of Western companies.
"Matters of greed are universal and their actors come from
both the North and the South," said Wahu Kaara, a Kenyan social
justice campaigner and coordinator of the Kenya Debt Relief
Network who attended the "BRICS-from-below" meeting.
This wariness of the new players in Africa has even
permeated some government circles on the continent.
Warning Africa was opening itself up to "a new form of
imperialism", Nigerian central bank governor Lamido Sanusi
accused China, now the world's No. 2 economy, of worsening
Africa's deindustrialisation and underdevelopment.
"China takes our primary goods and sells us manufactured
ones. This was also the essence of colonialism," Sanusi wrote in
a March 11 opinion column in the Financial Times.
"Africa must recognise that China - like the U.S., Russia,
Britain, Brazil and the rest - is in Africa not for African
interests but its own," Sanusi added.
Chinese and other BRICS leaders indignantly reject the
criticism their group represents a kind of "sub-imperialism" in
their growing economic and political engagement with Africa.
Zhong Jianhua, China's special envoy to Africa, told Reuters
that China and Africa's common history of resisting colonial
pressure put their relationship on a different level.
"China was bullied by others in the past, and so was Africa.
This shared experience means they have a lot in common. This is
China's advantage and the reason why many Western countries are
at a disadvantage," he said in an interview with Reuters.
Zhong added that China should encourage its companies to
train and employ more African workers, responding to complaints
that Chinese investors often brought in their own workforces.
Catherine Grant-Makokera of the South African Institute of
International Affairs said BRICS governments did noticeably
operate differently from the West in the way they offered
financing and aid to nations in Africa.
"You've seen a greater willingness from the newer players to
invest in things like hard infrastructure, either through
financing mechanisms, or simply grants or gifts," said
Grant-Makokera, SAIIA's programme head for economic diplomacy.

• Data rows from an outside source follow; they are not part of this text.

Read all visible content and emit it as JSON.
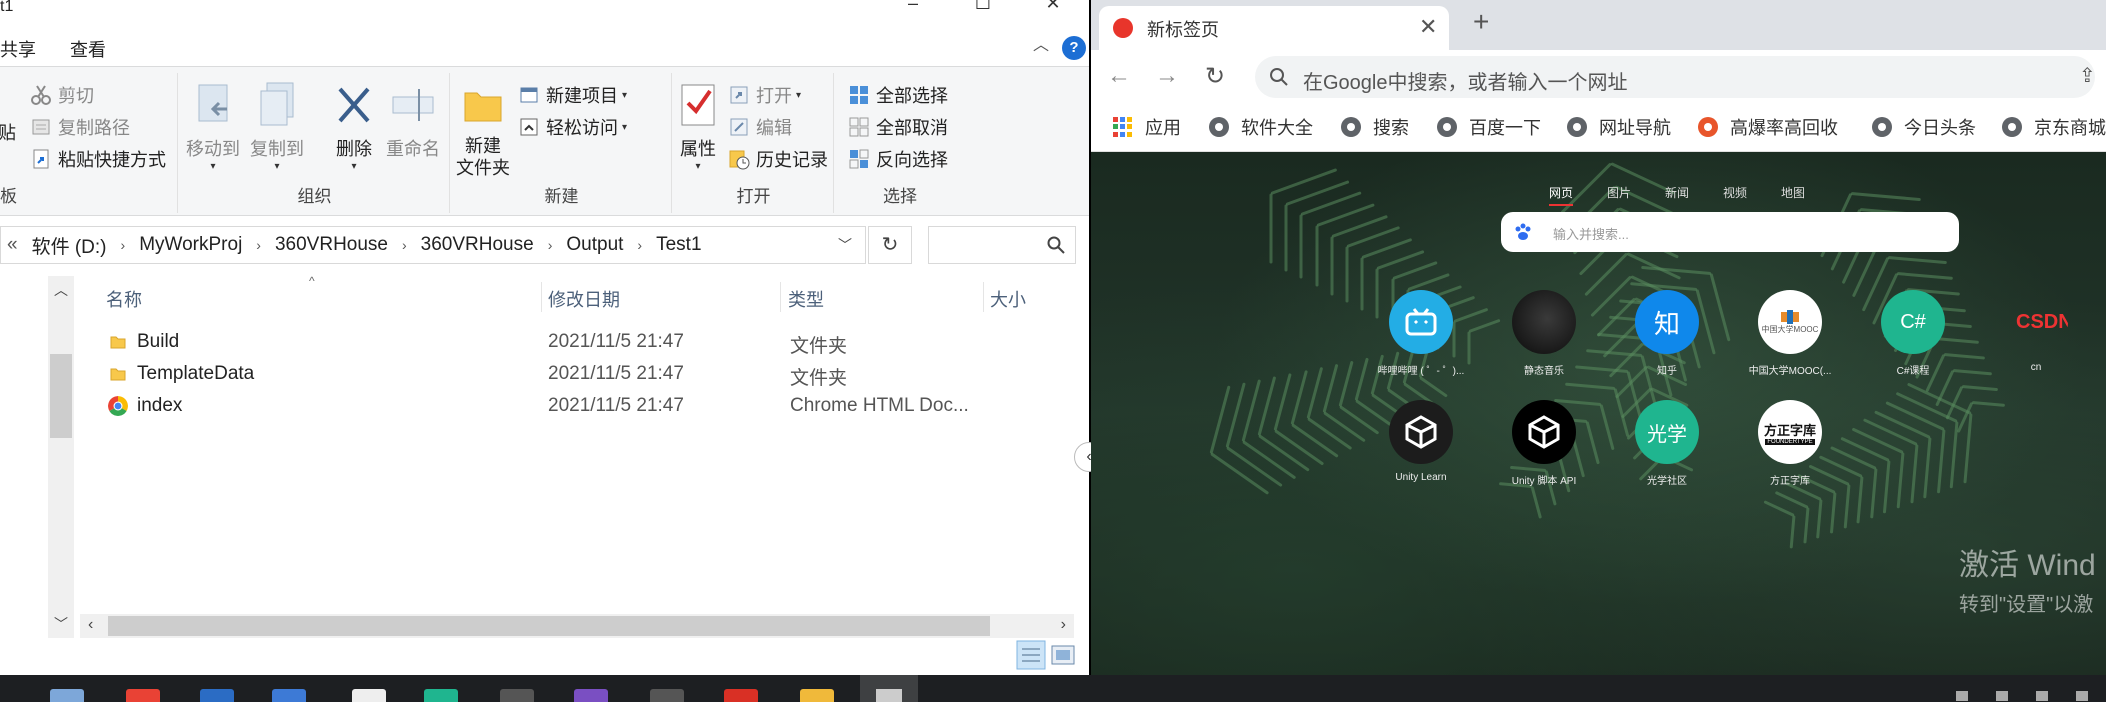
{
  "explorer": {
    "title": "t1",
    "menu_tabs": [
      "共享",
      "查看"
    ],
    "ribbon": {
      "clipboard": {
        "label": "板",
        "paste": "贴",
        "cut": "剪切",
        "copy_path": "复制路径",
        "paste_shortcut": "粘贴快捷方式"
      },
      "organize": {
        "label": "组织",
        "move_to": "移动到",
        "copy_to": "复制到",
        "delete": "删除",
        "rename": "重命名"
      },
      "new": {
        "label": "新建",
        "new_folder_line1": "新建",
        "new_folder_line2": "文件夹",
        "new_item": "新建项目",
        "easy_access": "轻松访问"
      },
      "open": {
        "label": "打开",
        "properties": "属性",
        "open": "打开",
        "edit": "编辑",
        "history": "历史记录"
      },
      "select": {
        "label": "选择",
        "select_all": "全部选择",
        "select_none": "全部取消",
        "invert": "反向选择"
      }
    },
    "address": {
      "overflow": "«",
      "crumbs": [
        "软件 (D:)",
        "MyWorkProj",
        "360VRHouse",
        "360VRHouse",
        "Output",
        "Test1"
      ]
    },
    "columns": {
      "name": "名称",
      "date": "修改日期",
      "type": "类型",
      "size": "大小"
    },
    "files": [
      {
        "name": "Build",
        "date": "2021/11/5 21:47",
        "type": "文件夹",
        "kind": "folder"
      },
      {
        "name": "TemplateData",
        "date": "2021/11/5 21:47",
        "type": "文件夹",
        "kind": "folder"
      },
      {
        "name": "index",
        "date": "2021/11/5 21:47",
        "type": "Chrome HTML Doc...",
        "kind": "chrome"
      }
    ]
  },
  "browser": {
    "tab_title": "新标签页",
    "omnibox_placeholder": "在Google中搜索，或者输入一个网址",
    "bookmarks": [
      "应用",
      "软件大全",
      "搜索",
      "百度一下",
      "网址导航",
      "高爆率高回收",
      "今日头条",
      "京东商城"
    ],
    "search_tabs": [
      "网页",
      "图片",
      "新闻",
      "视频",
      "地图"
    ],
    "search_placeholder": "输入并搜索...",
    "sites": [
      {
        "label": "哔哩哔哩 ( ゜- ゜)...",
        "icon": "bilibili-icon",
        "color": "#23ade5",
        "glyph": ""
      },
      {
        "label": "静态音乐",
        "icon": "music-avatar-icon",
        "color": "#111111",
        "glyph": ""
      },
      {
        "label": "知乎",
        "icon": "zhihu-icon",
        "color": "#0f88eb",
        "glyph": "知"
      },
      {
        "label": "中国大学MOOC(...",
        "icon": "mooc-icon",
        "color": "#ffffff",
        "glyph": ""
      },
      {
        "label": "C#课程",
        "icon": "csharp-icon",
        "color": "#1fb58f",
        "glyph": "C#"
      },
      {
        "label": "cn",
        "icon": "csdn-icon",
        "color": "transparent",
        "glyph": "CSDN"
      },
      {
        "label": "Unity Learn",
        "icon": "unity-icon",
        "color": "#222222",
        "glyph": ""
      },
      {
        "label": "Unity 脚本 API",
        "icon": "unity-api-icon",
        "color": "#000000",
        "glyph": ""
      },
      {
        "label": "光学社区",
        "icon": "optics-icon",
        "color": "#1fb58f",
        "glyph": "光学"
      },
      {
        "label": "方正字库",
        "icon": "foundertype-icon",
        "color": "#ffffff",
        "glyph": "方正字库"
      }
    ],
    "foundertype_sub": "FOUNDERTYPE",
    "mooc_text": "中国大学MOOC",
    "activate_line1": "激活 Wind",
    "activate_line2": "转到\"设置\"以激"
  }
}
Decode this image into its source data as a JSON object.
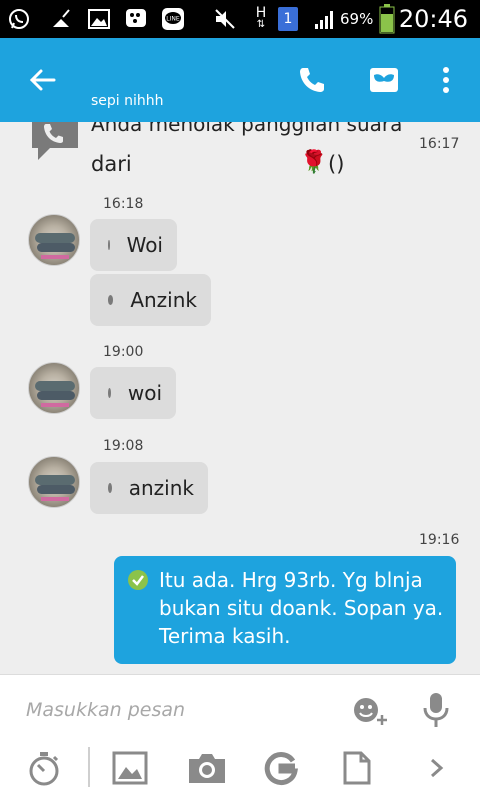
{
  "status_bar": {
    "battery_percent": "69%",
    "clock": "20:46",
    "sim_badge": "1",
    "network_label": "H",
    "icons": [
      "whatsapp-icon",
      "broom-icon",
      "gallery-icon",
      "bbm-icon",
      "line-icon",
      "mute-icon",
      "network-h-icon",
      "sim-icon",
      "signal-icon",
      "battery-icon"
    ]
  },
  "app_bar": {
    "subtitle": "sepi nihhh",
    "icons": [
      "back-arrow-icon",
      "phone-icon",
      "mask-icon",
      "overflow-menu-icon"
    ]
  },
  "messages": {
    "system": {
      "line1": "Anda menolak panggilan suara",
      "line2": "dari",
      "emoji": "🌹",
      "paren": "()",
      "time": "16:17"
    },
    "group1_time": "16:18",
    "msg1": "Woi",
    "msg2": "Anzink",
    "group2_time": "19:00",
    "msg3": "woi",
    "group3_time": "19:08",
    "msg4": "anzink",
    "out_time": "19:16",
    "out_msg": "Itu ada. Hrg 93rb. Yg blnja bukan situ doank. Sopan ya. Terima kasih."
  },
  "input": {
    "placeholder": "Masukkan pesan",
    "icons": [
      "emoji-add-icon",
      "mic-icon"
    ]
  },
  "toolbar": {
    "icons": [
      "timer-icon",
      "image-icon",
      "camera-icon",
      "google-icon",
      "document-icon",
      "chevron-right-icon"
    ]
  },
  "colors": {
    "accent": "#1ea3de",
    "bubble_in": "#dcdcdc",
    "check_green": "#8bc34a",
    "status_bar": "#000000"
  }
}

But she acknowledged the BRICS development aid approach,
while offering faster turnaround times for projects, was often
less restrained by labour and environmental considerations.

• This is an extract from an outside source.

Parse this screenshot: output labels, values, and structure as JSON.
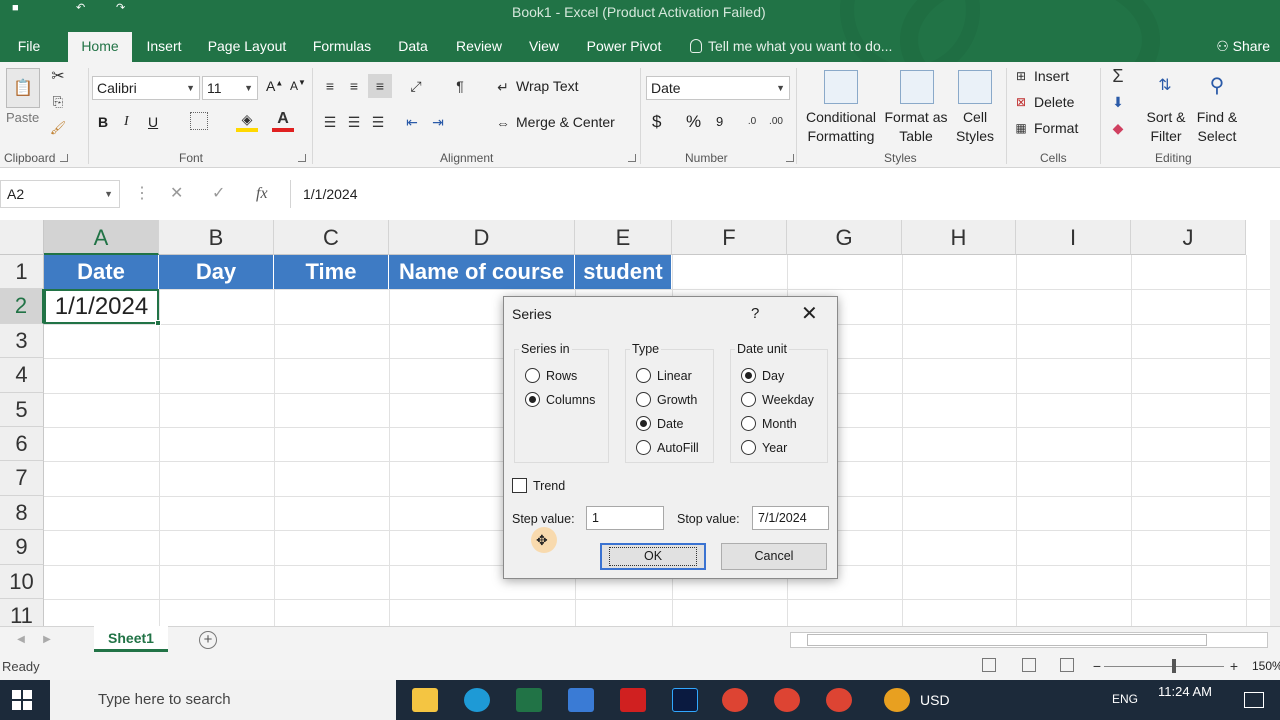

This has opened BRICS companies up to charges that in their
haste to develop resource projects in Africa they flaunt local
communities' rights and ride roughshod over the environment.
Brazilian mining giant Vale, named in 2012 by the Swiss
non-profit group Public Eye as the corporation with the most
"contempt for the environment and human rights" in the world,
defends its record in Mozambique, where it is investing billions
of dollars to develop coal deposits and infrastructure.
It has faced violent demonstrations from Mozambicans
protesting forced relocations and demanding greater benefits.
Vale's head of Africa operations, Ricardo Saad, said the
fact the company had experienced "problems" did not mean it
could be accused of "neo-colonial" behaviour in Africa.
He said colonial powers just came and took the continent's
resources, without asking its people, whereas contracts today
were closely negotiated with governments and communities.
"From the moment that I seek a licence to operate, where you
talk to a community, where anything you do has authorisation and
previous planning with the government, I can't say that's
neo-colonialism," Saad told Reuters.
Development analysts say the BRICS, with their radically
different economies, governments and competing priorities, still
need to demonstrate that they can change global power structures
to the benefit of the world's poor and underprivileged.
"The fact that they are pressing for a new balance of power
in the world has to be stressed as a positive thing...they have
new voices," said Nathalie Beghin of the Brazilian pro-democracy
and rights organisation INESC.
But she added in a jab at what activists say is the BRICS'
leadership-focused, top-down mode of operating so far: "They say
they are the voices of the poor. But where are the poor?"
SAIIA's Grant-Makokera says the BRICS offer developing
states other options for aid and investment as an alternative to
the old Western partners.
"At least you've got a diversity now, I don't think that can
be underestimated," she said.